We want our students to be well informed about our college and our community. The college’s web site contains important information that you should know as you begin your studies at LCSC. The following pages will guide you to web pages we consider to be critically important.
The links provided here are guides to making informed decisions as a Lewis-Clark State College student. A broad range of topics provide the understanding and tools to encourage a successful academic experience, as mandated by federal requirements set forth in the Higher Education Act of 1965 (amended in 1988 and 2008).
“Title IX of the Education Amendments of 1972 (Title IX), 20 U.S.C. §§ 1681 et seq., and its implementing regulations, 34 C.F.R. Part 106, prohibit discrimination on the basis of sex in education programs or activities operated by recipients of federal financial assistance. Sexual harassment of students, which includes acts of sexual violence, is a form of sex discrimination prohibited by Title IX.” (Source: U.S. Department of Education Office of Civil Rights, Dear Colleague Letter, April 4, 2011).
By becoming a member of our campus community, you have garnered many new privileges and have accepted several new accountabilities. The purpose of this handbook is to showcase a few of them.

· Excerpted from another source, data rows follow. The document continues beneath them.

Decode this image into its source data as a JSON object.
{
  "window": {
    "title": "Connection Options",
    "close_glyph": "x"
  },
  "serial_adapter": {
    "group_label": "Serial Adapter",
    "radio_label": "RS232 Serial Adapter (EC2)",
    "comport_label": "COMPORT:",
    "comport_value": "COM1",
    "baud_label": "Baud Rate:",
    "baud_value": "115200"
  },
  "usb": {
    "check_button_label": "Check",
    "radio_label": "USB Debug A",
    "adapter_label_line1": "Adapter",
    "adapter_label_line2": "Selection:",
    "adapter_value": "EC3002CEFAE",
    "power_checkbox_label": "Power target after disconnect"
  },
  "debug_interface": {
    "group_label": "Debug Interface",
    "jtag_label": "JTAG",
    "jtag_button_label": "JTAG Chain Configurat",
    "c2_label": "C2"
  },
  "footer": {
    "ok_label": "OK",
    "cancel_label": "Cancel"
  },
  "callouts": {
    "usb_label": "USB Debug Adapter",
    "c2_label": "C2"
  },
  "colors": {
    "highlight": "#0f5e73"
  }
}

This is not a substitute for your General Catalog, course syllabi, or other instructional materials given to you by college faculty and staff. Instead, you should view this as a critical complement to your other campus resources.
Federal regulations require that we verify that you have actively participated in each of your classes to be eligible to receive Title IV funding.
Federal law says that you must be making “Satisfactory Academic Progress” (SAP) toward a degree for you to be eligible for and to receive federal financial aid funds. These standards apply to all periods of attendance, even periods when you did not receive financial aid.
Idaho State Board of Education policy requires all students to have health insurance coverage. With requirements to be:
The Family Educational Rights and Privacy Act (1974) is a federal law designed to protect the privacy of education records and is enforced by the Family Policy Compliance Office of the U.S. Department of Education (FPCO). Essentially, the act states that 1) "students" must be permitted to inspect their own “education records” and 2) “school officials” may not disclose personally identifiable information about a student without written permission from the student.